Carotid artery stenting has been accepted as a potential alternative to carotid endarterectomy inpatients with significant carotid artery stenosis. The objective of this study was to evaluate the feasibility, safety and short-term outcome of Carotid artery stenting in patients with coexisting symptomatic coronary artery disease.
Medical records of patients who underwent CAS at Fortis Escorts Heart Institute and Research Center, since January 2015 were reviewed. We also maintained a prospective registry of all patients undergoing CAS at our hospital.
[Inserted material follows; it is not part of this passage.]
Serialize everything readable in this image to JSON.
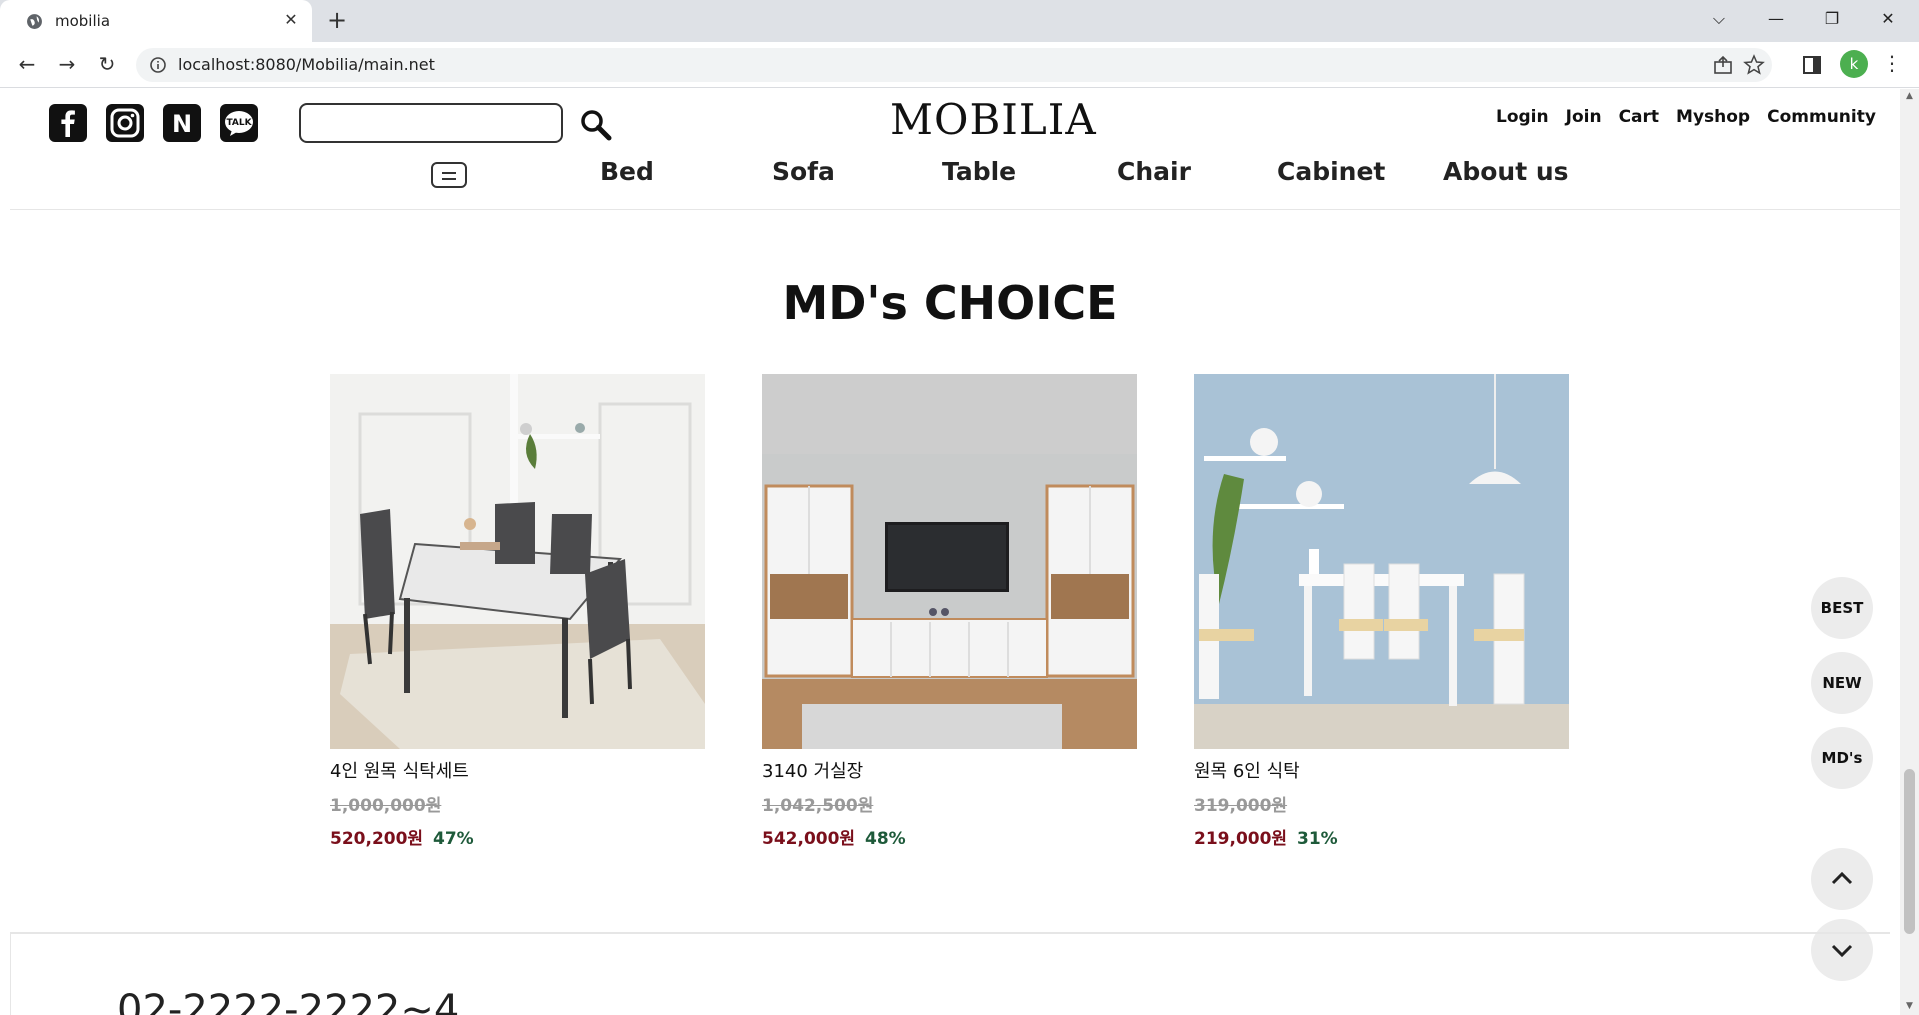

Patients with CAS were selected for study if they satisfied following inclusion criteria: 1) Combined carotid and coronary artery disease; 2) Patients at high risk of CEA and having indication for CAS, (restenosis after CEA, contralateral carotid artery occlusion or laryngeal nerve palsy, bilateral carotid artery stenosis, previous radiation therapy or surgery on the neck, neck immobility, tracheostomy or tracheostoma, severe intracranial lesion, lesion inaccessible by surgery, advanced CAD example acute coronary syndrome, three vessels disease or left main disease, heart failure, severe aortic stenosis, left ventricular ejection < 30%, renal failure, planned CABG or valve replacement, chronic obstructive pulmonary disease, cardiac and pulmonary disease, planned peripheral vascular surgery, myocardial infarction within 6 weeks of the procedure, age older than 80 years)
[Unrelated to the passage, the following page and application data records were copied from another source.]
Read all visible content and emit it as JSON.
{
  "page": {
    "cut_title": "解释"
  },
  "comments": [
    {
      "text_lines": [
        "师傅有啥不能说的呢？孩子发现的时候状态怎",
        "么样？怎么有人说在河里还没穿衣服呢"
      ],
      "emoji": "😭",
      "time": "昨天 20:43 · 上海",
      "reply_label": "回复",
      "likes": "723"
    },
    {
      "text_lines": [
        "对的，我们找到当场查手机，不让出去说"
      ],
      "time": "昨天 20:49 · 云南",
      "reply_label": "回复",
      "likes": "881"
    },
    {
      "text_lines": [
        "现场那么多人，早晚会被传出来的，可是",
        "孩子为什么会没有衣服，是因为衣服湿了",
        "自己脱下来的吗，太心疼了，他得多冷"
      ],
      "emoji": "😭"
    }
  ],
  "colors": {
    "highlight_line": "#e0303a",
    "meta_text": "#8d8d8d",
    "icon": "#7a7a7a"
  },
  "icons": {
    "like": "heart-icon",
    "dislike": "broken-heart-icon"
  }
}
4) Adults>18 years
5) Carotid angiography showed carotid stenosis > 50% if symptomatic and >70% if asymptomatic.
1) Stroke / TIA / Amaurosis fugax within the past 14 days
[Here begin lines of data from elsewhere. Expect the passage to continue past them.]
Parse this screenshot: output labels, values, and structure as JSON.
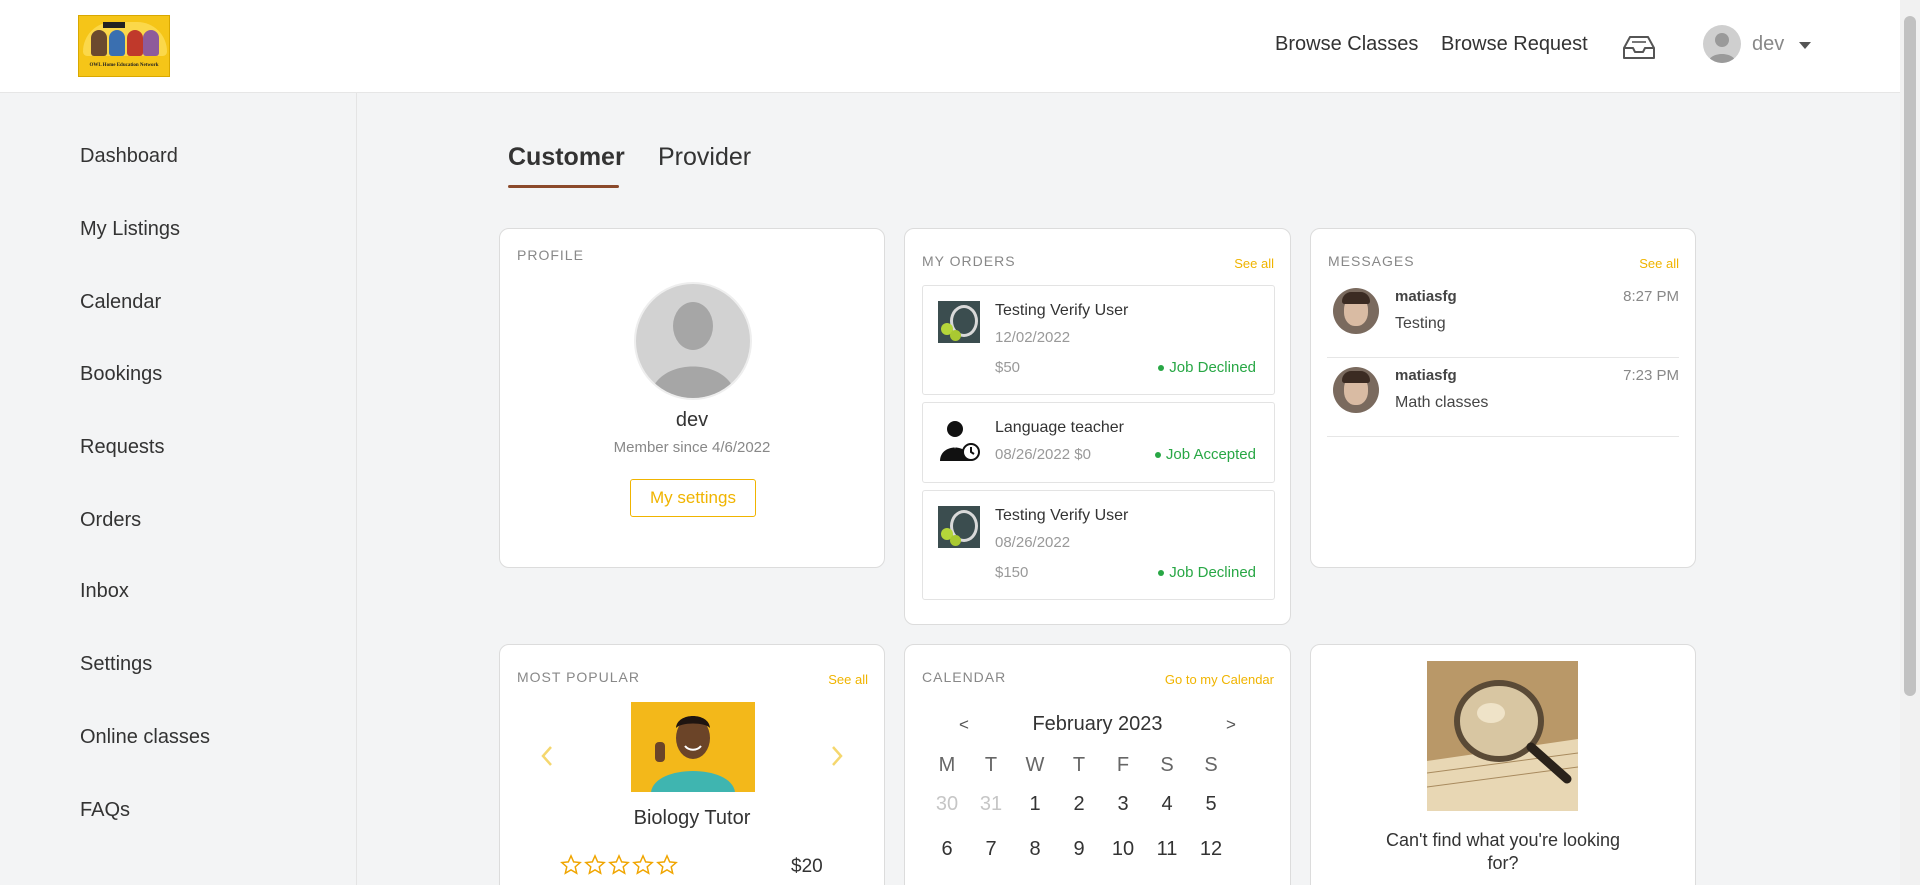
{
  "header": {
    "logo_text": "OWL Home Education Network",
    "nav": [
      "Browse Classes",
      "Browse Request"
    ],
    "user_name": "dev"
  },
  "sidebar": {
    "items": [
      "Dashboard",
      "My Listings",
      "Calendar",
      "Bookings",
      "Requests",
      "Orders",
      "Inbox",
      "Settings",
      "Online classes",
      "FAQs"
    ]
  },
  "tabs": [
    "Customer",
    "Provider"
  ],
  "profile": {
    "title": "PROFILE",
    "name": "dev",
    "member_since": "Member since 4/6/2022",
    "settings_label": "My settings"
  },
  "orders": {
    "title": "MY ORDERS",
    "see_all": "See all",
    "items": [
      {
        "title": "Testing Verify User",
        "date": "12/02/2022",
        "price": "$50",
        "status": "Job Declined"
      },
      {
        "title": "Language teacher",
        "date_price": "08/26/2022 $0",
        "status": "Job Accepted"
      },
      {
        "title": "Testing Verify User",
        "date": "08/26/2022",
        "price": "$150",
        "status": "Job Declined"
      }
    ]
  },
  "messages": {
    "title": "MESSAGES",
    "see_all": "See all",
    "items": [
      {
        "name": "matiasfg",
        "text": "Testing",
        "time": "8:27 PM"
      },
      {
        "name": "matiasfg",
        "text": "Math classes",
        "time": "7:23 PM"
      }
    ]
  },
  "popular": {
    "title": "MOST POPULAR",
    "see_all": "See all",
    "item_title": "Biology Tutor",
    "price": "$20",
    "rating": 0
  },
  "calendar": {
    "title": "CALENDAR",
    "goto": "Go to my Calendar",
    "month": "February 2023",
    "prev": "<",
    "next": ">",
    "weekdays": [
      "M",
      "T",
      "W",
      "T",
      "F",
      "S",
      "S"
    ],
    "rows": [
      [
        "30",
        "31",
        "1",
        "2",
        "3",
        "4",
        "5"
      ],
      [
        "6",
        "7",
        "8",
        "9",
        "10",
        "11",
        "12"
      ]
    ]
  },
  "find": {
    "text": "Can't find what you're looking for?"
  },
  "colors": {
    "accent": "#f0b400",
    "tab_underline": "#8b4a2b",
    "status_green": "#28a745"
  }
}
2) Severely disabled as a result of stroke or dementia
3) Complete occlusion of carotid artery
4) Severe calcification, tortuosity of carotid artery
5) Intracranial tumor or cerebral venous malformation.
The degree of stenosis was measured with duplex ultrasound scanning and arch aortography, according to the North American Asymptomatic Carotid Endarterectomy Trial (NASCET) method. Statististical analysis was done using Mann Whitney test.
All patients were seen by neurologist within 24 hrs after CAS, after 1 week and after 30 days. Patients were instructed to inform the coordinator (research nurse) or general practitioner if any symptoms possibly related to an ischemic event occurred after hospital discharge. Medical and nursing records were reviewed to determine nature and time of complications in the hospital and 30 days after CAS.
44 (77.2%) patients were male. The mean age of patients was 65 ± 8 years. 40 (71.9%) patients were neurologically asymptomatic. Symptomatic patient had predominant symptoms of chest pain, dyspnea, syncope/presyncope, dizziness, blurring of vision, paresis/paralysis. 47.4% patients had unilateral and 52.5% patients had bilateral carotid artery disease. Amongst all patients 59.6% had TVD, 17.5% had DVD, 14% had SVD & 8.8% patients had non-critical CAD. Among them 38.6% patients underwent PCI, 33.3% patients underwent surgery, 17.5% patients underwent both PCI and surgery and 10.6% patients were managed medically. Only 1 patient died after the procedure.
Complications after CAS was seen in 10 patients: 1 patient had a stroke, 1 had shock, 6 patients had acute renal failure, 1 patient had infection and 1 patient had arrhythmia (Table2). One patient died. After discharge from the hospital, we followed all patients. Of all patients 4 had a myocardial infarction, 1 patient had stroke (infarct) and 3 patients had worsening renal failure (Table3). There was no significant difference between in-hospital complication and complication at one month after CAS.
This is small registry with retrospective date to analyse. No randomized trial comparing different treatment strategies for concomitant carotid and coronary artery disease management has been conducted till date so thus far reported series are prone to selection/reporting bias. In addition to the established surgical treatment (CEA-CABG, sequential/simultaneous), hybrid revascularization (CAS-CABG) is emerging as a viable therapeutic option. Larger, preferably multi-center, studies are required before this can become widely applied.
We showed that for CAS EPD should be used to reduce complications. No significant difference between complications during hospitalization and within 30 days of CAS was seen. Severe combined carotid and coronary artery disease can be managed safely by hybrid approach.